Website and app data records:

******************************

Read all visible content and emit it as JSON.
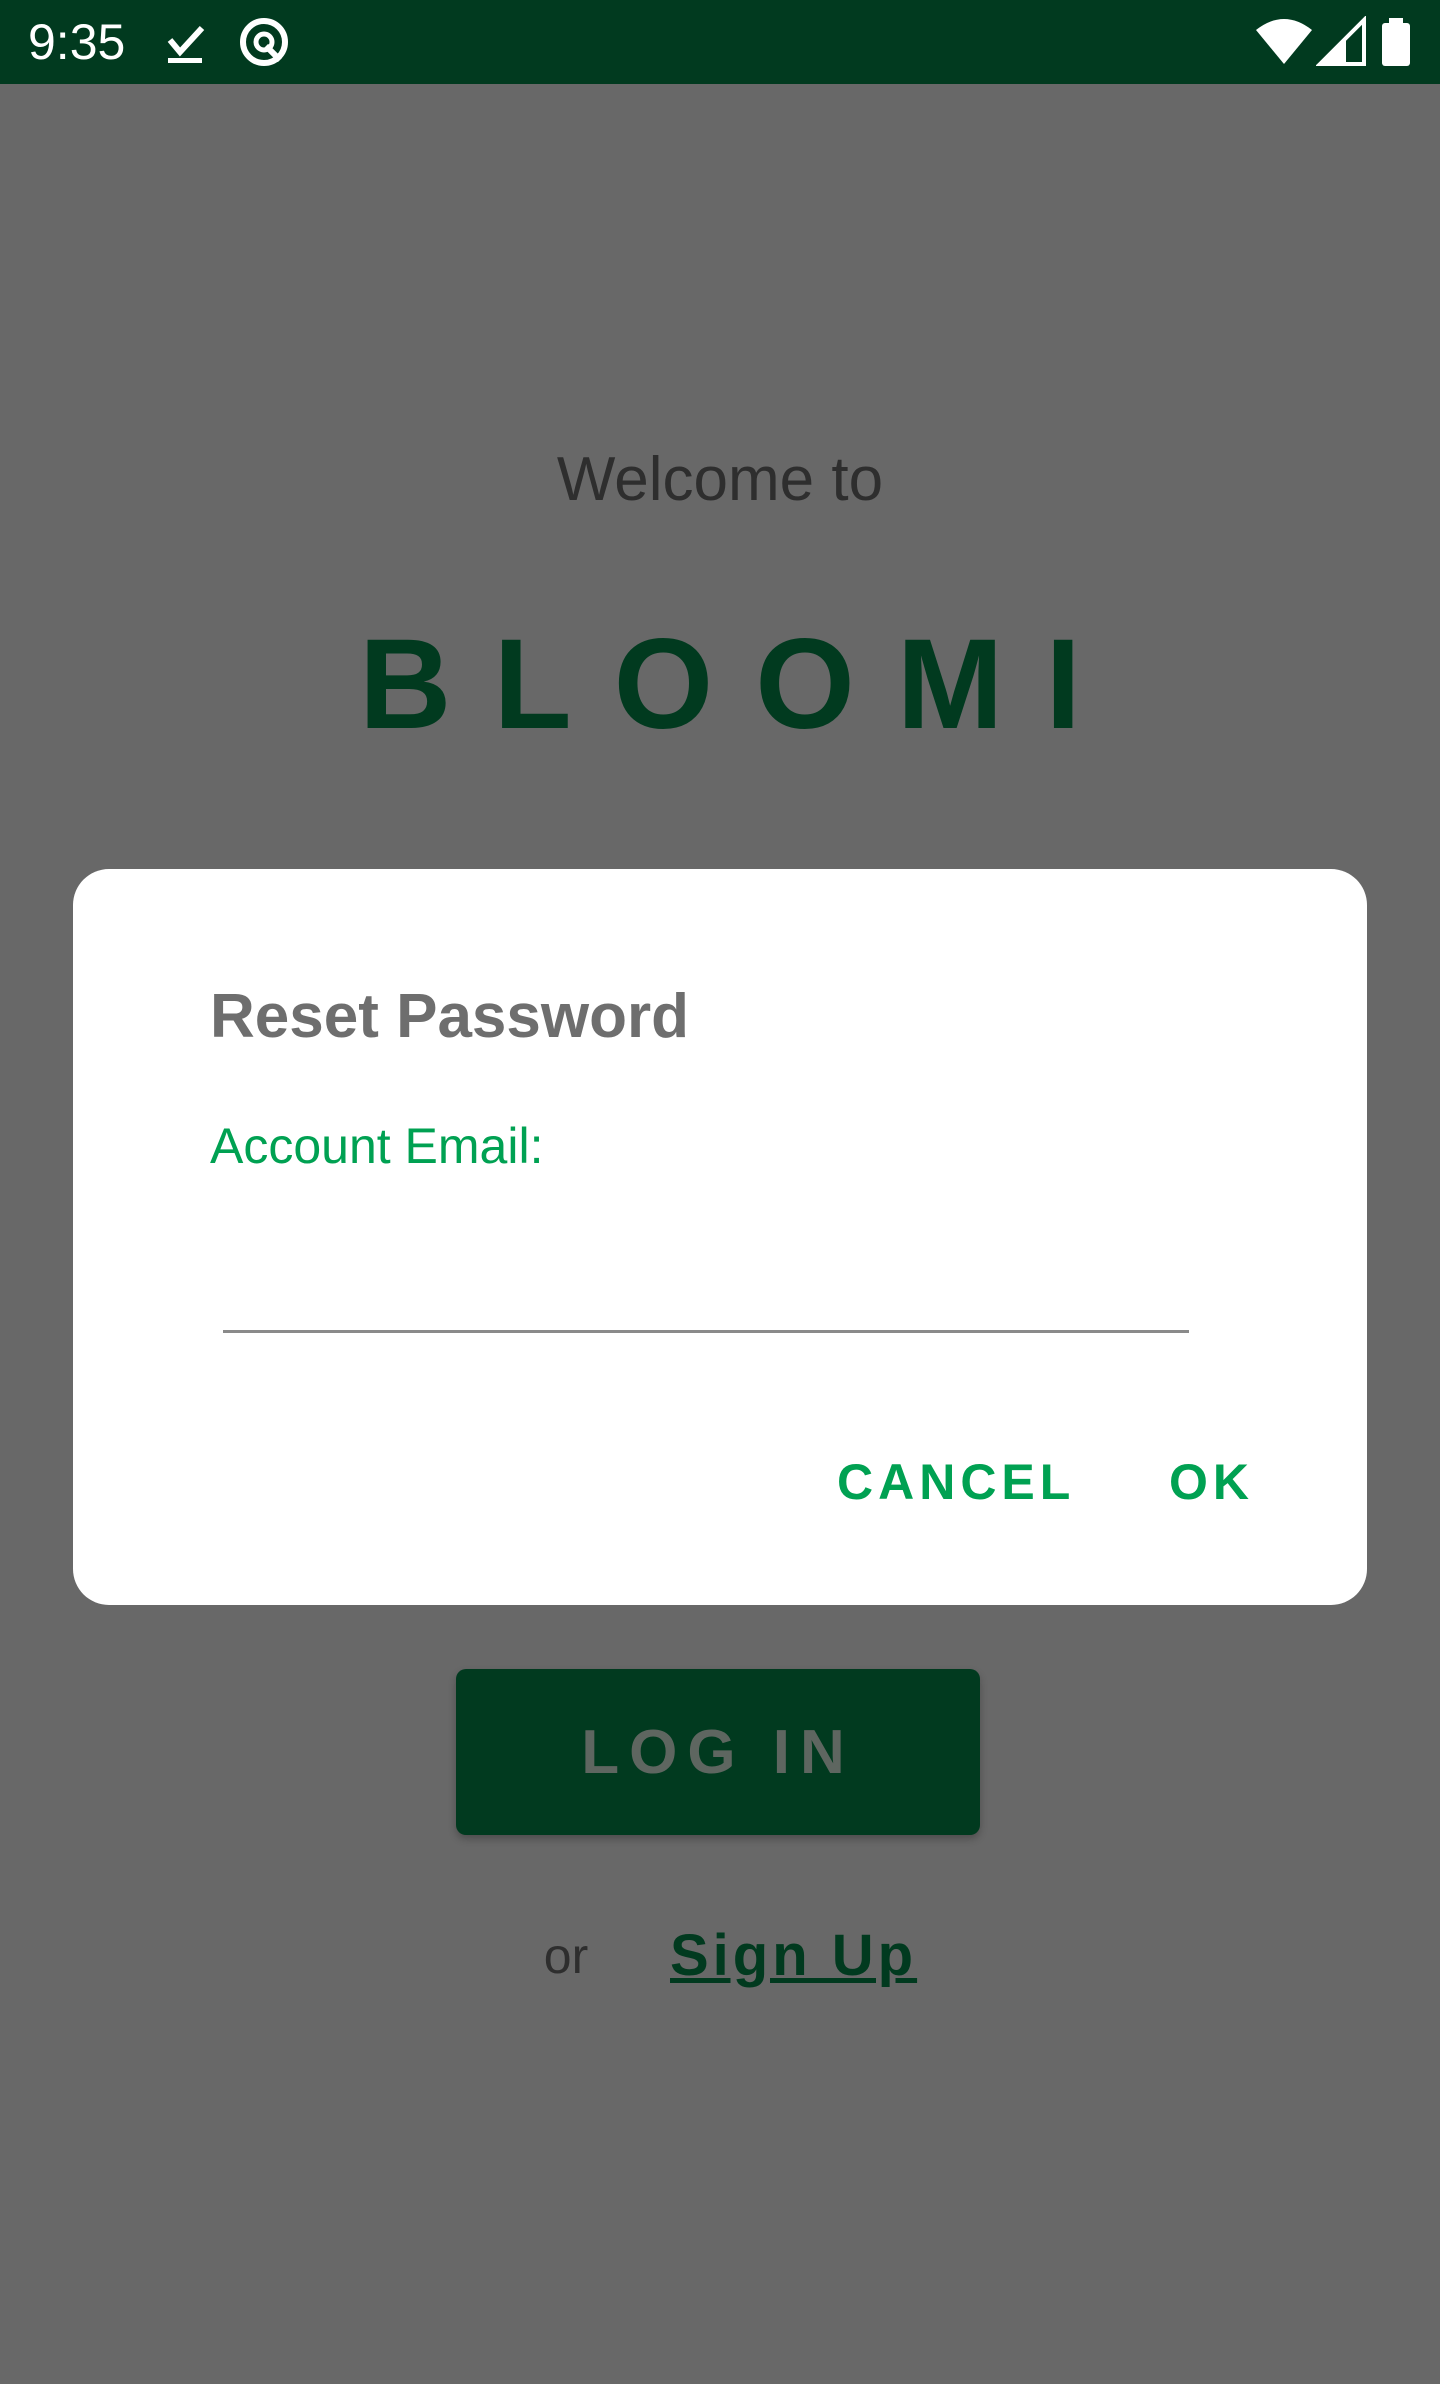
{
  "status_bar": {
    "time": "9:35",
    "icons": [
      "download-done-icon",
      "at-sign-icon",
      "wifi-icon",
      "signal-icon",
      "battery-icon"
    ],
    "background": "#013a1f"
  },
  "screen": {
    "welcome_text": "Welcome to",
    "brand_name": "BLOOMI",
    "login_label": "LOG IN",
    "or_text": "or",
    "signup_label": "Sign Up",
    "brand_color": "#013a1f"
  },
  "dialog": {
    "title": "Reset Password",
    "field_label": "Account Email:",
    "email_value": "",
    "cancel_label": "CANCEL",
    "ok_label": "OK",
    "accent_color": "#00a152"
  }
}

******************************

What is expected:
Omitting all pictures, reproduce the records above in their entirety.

Response area:
Read all visible content and emit it as JSON.
{
  "status_bar": {
    "time": "9:35",
    "icons": [
      "download-done-icon",
      "at-sign-icon",
      "wifi-icon",
      "signal-icon",
      "battery-icon"
    ],
    "background": "#013a1f"
  },
  "screen": {
    "welcome_text": "Welcome to",
    "brand_name": "BLOOMI",
    "login_label": "LOG IN",
    "or_text": "or",
    "signup_label": "Sign Up",
    "brand_color": "#013a1f"
  },
  "dialog": {
    "title": "Reset Password",
    "field_label": "Account Email:",
    "email_value": "",
    "cancel_label": "CANCEL",
    "ok_label": "OK",
    "accent_color": "#00a152"
  }
}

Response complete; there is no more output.